In true pioneering modern-dance fashion, choreographer Teresa Fellion has set out to do something that many creators might call counter-intuitive: getting butts OUT of seats. In the third version of Fellion’s The Mantises are Flipping, each audience member is told, “Feel free to set your stuff down and explore the space.”
We step into what seems to be a human-as-art exhibit. The subjects wear starchy, ill-fitting white tops and slim black trousers (credit to costume designer, Ljupka Arsovska, for this cleverly-confusing and interesting silhouette, and for a lovely reveal later). Their feet look planted while their upper bodies twitch and teeter. People carefully maneuver around them, and macabre strings whine in the distance. Lighting quietly shifts from warms to cools by the meaningful handling of lighting designer, Tim Cryan.
To sit in a seat and not explore does sound more comfortable and safe. However, this distance is exactly the approach to modern dance that Fellion is shaking her audience free from. She, with her company of seven dancer-artists, are saying, “We need you here with us. We only exist with you.” She eradicates any idea that a dancer exists without an observer. She causes the relationship between dancer and audience to be symbiotic.
The Mantises are Flipping W.3 starts from the moment you walk in the door. The fury does not decrease until it ends. Are these little mantises that are struggling to exist, as the title suggests? Is that an ever-thickening forest she is feverishly escaping? Or are these atoms in the universe, playing victim to the winds and the tides? Perhaps we are watching a deadly addiction take hold inside someone’s psyche. It doesn’t matter. It is absolutely fascinating.
Teresa Fellion’s dancers have a strong idea of what captivates an audience.
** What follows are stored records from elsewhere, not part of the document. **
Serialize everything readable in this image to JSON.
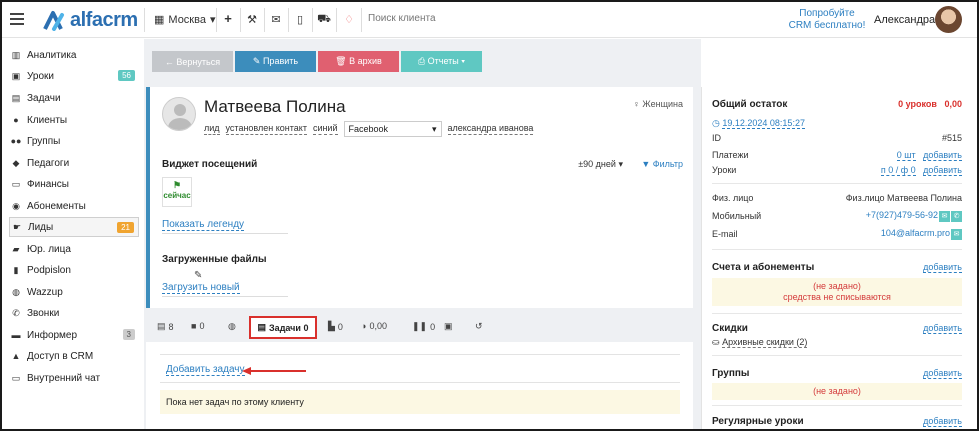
{
  "header": {
    "logo_text": "alfacrm",
    "branch": "Москва",
    "search_placeholder": "Поиск клиента",
    "promo_line1": "Попробуйте",
    "promo_line2": "CRM бесплатно!",
    "user_name": "Александра"
  },
  "sidebar": {
    "items": [
      {
        "label": "Аналитика",
        "icon": "chart-icon"
      },
      {
        "label": "Уроки",
        "icon": "calendar-icon",
        "badge": "56"
      },
      {
        "label": "Задачи",
        "icon": "tasks-icon"
      },
      {
        "label": "Клиенты",
        "icon": "user-icon"
      },
      {
        "label": "Группы",
        "icon": "group-icon"
      },
      {
        "label": "Педагоги",
        "icon": "teacher-icon"
      },
      {
        "label": "Финансы",
        "icon": "money-icon"
      },
      {
        "label": "Абонементы",
        "icon": "subscription-icon"
      },
      {
        "label": "Лиды",
        "icon": "leads-icon",
        "badge": "21"
      },
      {
        "label": "Юр. лица",
        "icon": "briefcase-icon"
      },
      {
        "label": "Podpislon",
        "icon": "document-icon"
      },
      {
        "label": "Wazzup",
        "icon": "whatsapp-icon"
      },
      {
        "label": "Звонки",
        "icon": "phone-icon"
      },
      {
        "label": "Информер",
        "icon": "informer-icon",
        "badge": "3"
      },
      {
        "label": "Доступ в CRM",
        "icon": "lock-icon"
      },
      {
        "label": "Внутренний чат",
        "icon": "chat-icon"
      }
    ]
  },
  "actions": {
    "back": "← Вернуться",
    "edit": "✎ Править",
    "archive": "🗑 В архив",
    "reports": "⎙ Отчеты ▾"
  },
  "client": {
    "name": "Матвеева Полина",
    "gender": "Женщина",
    "tag_lead": "лид",
    "tag_status": "установлен контакт",
    "tag_color": "синий",
    "source": "Facebook",
    "manager": "александра иванова",
    "visits_title": "Виджет посещений",
    "period": "±90 дней",
    "filter": "Фильтр",
    "visit_now": "сейчас",
    "show_legend": "Показать легенду",
    "files_title": "Загруженные файлы",
    "upload_new": "Загрузить новый"
  },
  "tabs": {
    "comments": "8",
    "messages": "0",
    "tasks": "Задачи 0",
    "lessons": "0",
    "payments": "0,00",
    "pauses": "0"
  },
  "tasks": {
    "add_task": "Добавить задачу",
    "empty": "Пока нет задач по этому клиенту"
  },
  "summary": {
    "balance_title": "Общий остаток",
    "balance_lessons": "0 уроков",
    "balance_amount": "0,00",
    "date": "19.12.2024 08:15:27",
    "id_label": "ID",
    "id_value": "#515",
    "payments_label": "Платежи",
    "payments_value": "0 шт",
    "add": "добавить",
    "lessons_label": "Уроки",
    "lessons_value": "п 0 / ф 0",
    "person_label": "Физ. лицо",
    "person_value": "Физ.лицо Матвеева Полина",
    "mobile_label": "Мобильный",
    "mobile_value": "+7(927)479-56-92",
    "email_label": "E-mail",
    "email_value": "104@alfacrm.pro",
    "accounts_title": "Счета и абонементы",
    "not_set": "(не задано)",
    "no_charge": "средства не списываются",
    "discounts_title": "Скидки",
    "archive_discounts": "Архивные скидки (2)",
    "groups_title": "Группы",
    "regular_title": "Регулярные уроки"
  }
}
Their faces, so refreshingly animated, indicate a rich inner life. Their bodies become like a paint brush that uses our imaginations as a canvas, painting hundreds of interpretations of life.
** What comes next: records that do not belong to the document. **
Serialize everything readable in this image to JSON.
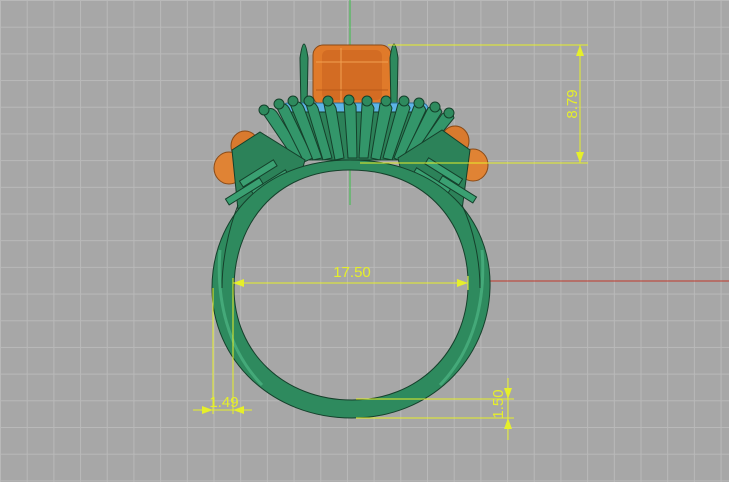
{
  "viewport": {
    "background": "#a7a7a7",
    "grid_color": "#b9b9b9",
    "axis_x_color": "#c0392b",
    "axis_y_color": "#38c048"
  },
  "model": {
    "metal_color": "#2e8a5e",
    "metal_dark": "#1e5e40",
    "gem_orange": "#e07a2a",
    "gem_blue": "#5db4e6"
  },
  "dimensions": {
    "color": "#e6ef2a",
    "ring_inner_diameter": "17.50",
    "head_height": "8.79",
    "band_width_left": "1.49",
    "band_thickness_bottom": "1.50"
  }
}
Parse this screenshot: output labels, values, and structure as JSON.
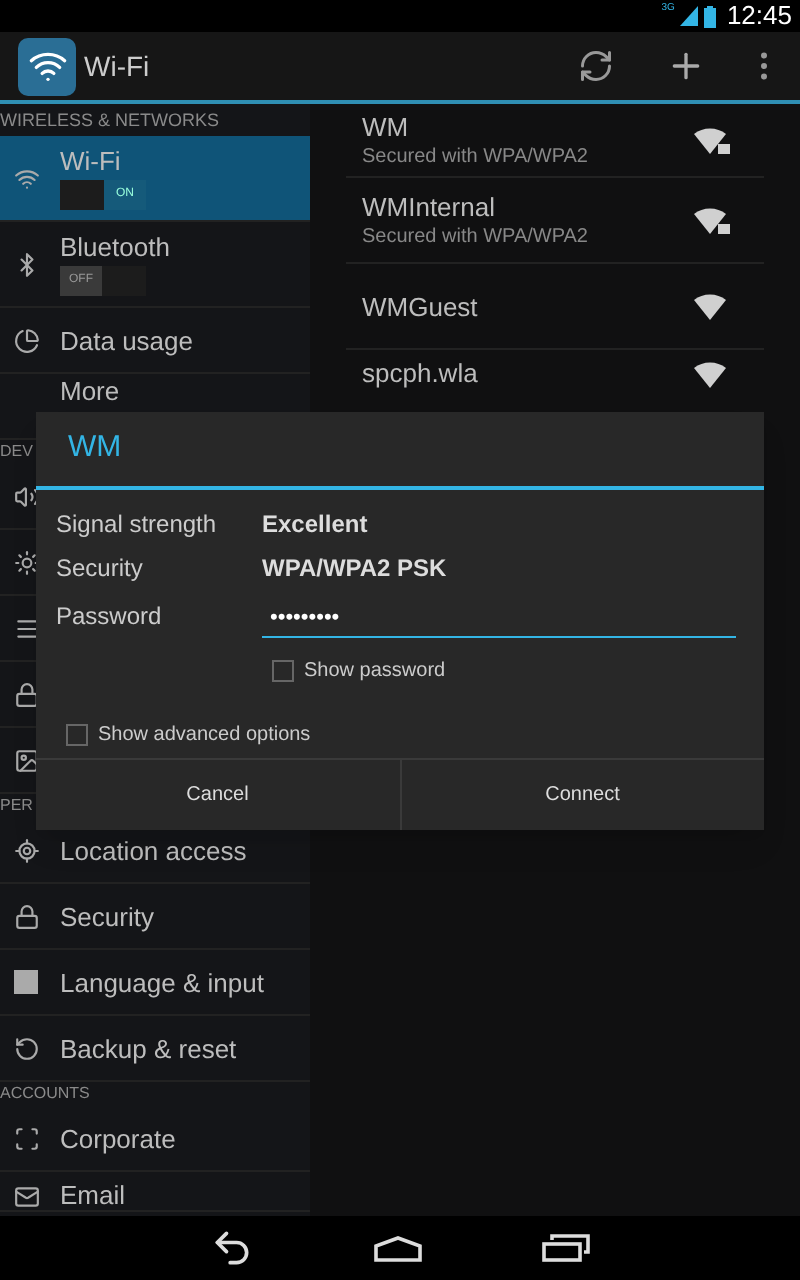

The string-based music of Ryan Edwards and John Yannelli presents a score void of memory and full of beauty, mood and tension. Unlike the lilting influence that a piano has on a dancer’s body, these strings cause the dancers to lengthen in space, dangle midair or be tugged to the earth’s core.
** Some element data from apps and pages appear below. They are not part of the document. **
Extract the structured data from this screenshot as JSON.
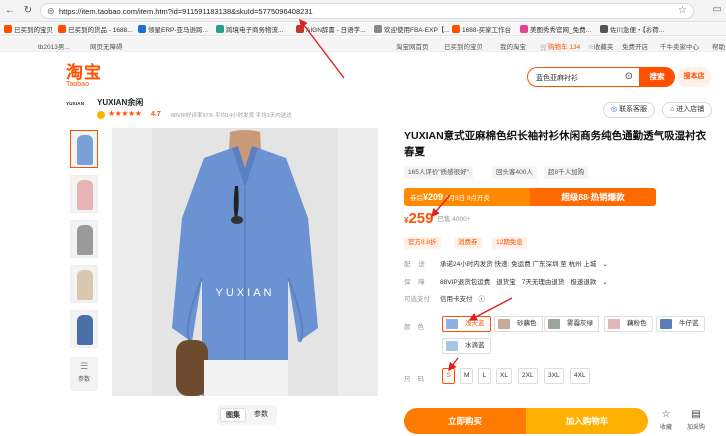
{
  "browser": {
    "url": "https://item.taobao.com/item.htm?id=911591183138&skuId=5775096408231",
    "bookmarks": [
      "已买到的宝贝",
      "已买到的货品 - 1688...",
      "领星ERP-亚马逊跨...",
      "跨境电子商务物流...",
      "AIGN辞書 - 日语字...",
      "欢迎使用FBA-EXP【...",
      "1688-买家工作台",
      "美图秀秀官网_免费...",
      "佐川急便・【お荷..."
    ]
  },
  "site_nav": {
    "left": [
      "tb2013男...",
      "网页无障碍"
    ],
    "right": [
      "淘宝网首页",
      "已买到的宝贝",
      "我的淘宝",
      "购物车 134",
      "收藏夹",
      "免费开店",
      "千牛卖家中心",
      "帮助"
    ]
  },
  "header": {
    "logo_cn": "淘宝",
    "logo_en": "Taobao",
    "search_query": "蓝色亚麻衬衫",
    "search_button": "搜索",
    "shop_button": "搜本店"
  },
  "shop": {
    "logo_text": "YUXIAN",
    "name": "YUXIAN余闲",
    "score": "4.7",
    "meta": "88VIP好评率97%   平均14小时发货   平均3天内送达",
    "service_button": "联系客服",
    "enter_button": "进入店铺"
  },
  "gallery": {
    "watermark": "YUXIAN",
    "params_label": "参数",
    "tabs": [
      "图集",
      "参数"
    ],
    "thumb_colors": [
      "#7aa0d8",
      "#e8b4b8",
      "#9a9a9a",
      "#d8c8b0",
      "#4a6fa8"
    ]
  },
  "product": {
    "title": "YUXIAN意式亚麻棉色织长袖衬衫休闲商务纯色通勤透气吸湿衬衣春夏",
    "chips": [
      "165人评价\"质感很好\"",
      "回头客400人",
      "超8千人加购"
    ],
    "promo_left_prefix": "券后",
    "promo_left_price": "¥209",
    "promo_left_suffix": "3月8日 8点开卖",
    "promo_right": "超级88·热销爆款",
    "price_symbol": "¥",
    "price": "259",
    "sales": "已售 4000+",
    "tags": [
      "官方8.8折",
      "消费券",
      "12期免息"
    ],
    "delivery_label": "配 送",
    "delivery_value": "承诺24小时内发货  快递: 免运费  广东深圳  至  杭州 上城",
    "guarantee_label": "保 障",
    "guarantees": [
      "88VIP退货包运费",
      "退货宝",
      "7天无理由退货",
      "极速退款"
    ],
    "payment_label": "可选支付",
    "payment_value": "信用卡支付",
    "color_label": "颜色",
    "colors": [
      {
        "name": "浅天蓝",
        "swatch": "#8fb0e0"
      },
      {
        "name": "砂藕色",
        "swatch": "#c9a8a0"
      },
      {
        "name": "雾霾灰绿",
        "swatch": "#9aa69a"
      },
      {
        "name": "藕粉色",
        "swatch": "#e0b8b8"
      },
      {
        "name": "牛仔蓝",
        "swatch": "#5a7fb8"
      },
      {
        "name": "水滴蓝",
        "swatch": "#a8c4e8"
      }
    ],
    "size_label": "尺码",
    "sizes": [
      "S",
      "M",
      "L",
      "XL",
      "2XL",
      "3XL",
      "4XL"
    ]
  },
  "actions": {
    "buy_now": "立即购买",
    "add_cart": "加入购物车",
    "favorite": "收藏",
    "compare": "加采购"
  }
}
Fellion’s choreography demands high extensions, a comfort with weight-bearing pas de deux, massively deep second-position plies (and many of them) and ever-changing centers of gravity. That, however, is not the heart of Fellion’s dance theatre. The dancers use their full instruments to exist in the context of an imaginary story. Isn’t that why we go to the dance? Technique is interesting for about five seconds. It is the marriage of technique and inner life that makes the dancer, as another pioneering woman of modern dance described, “an Athlete of God.”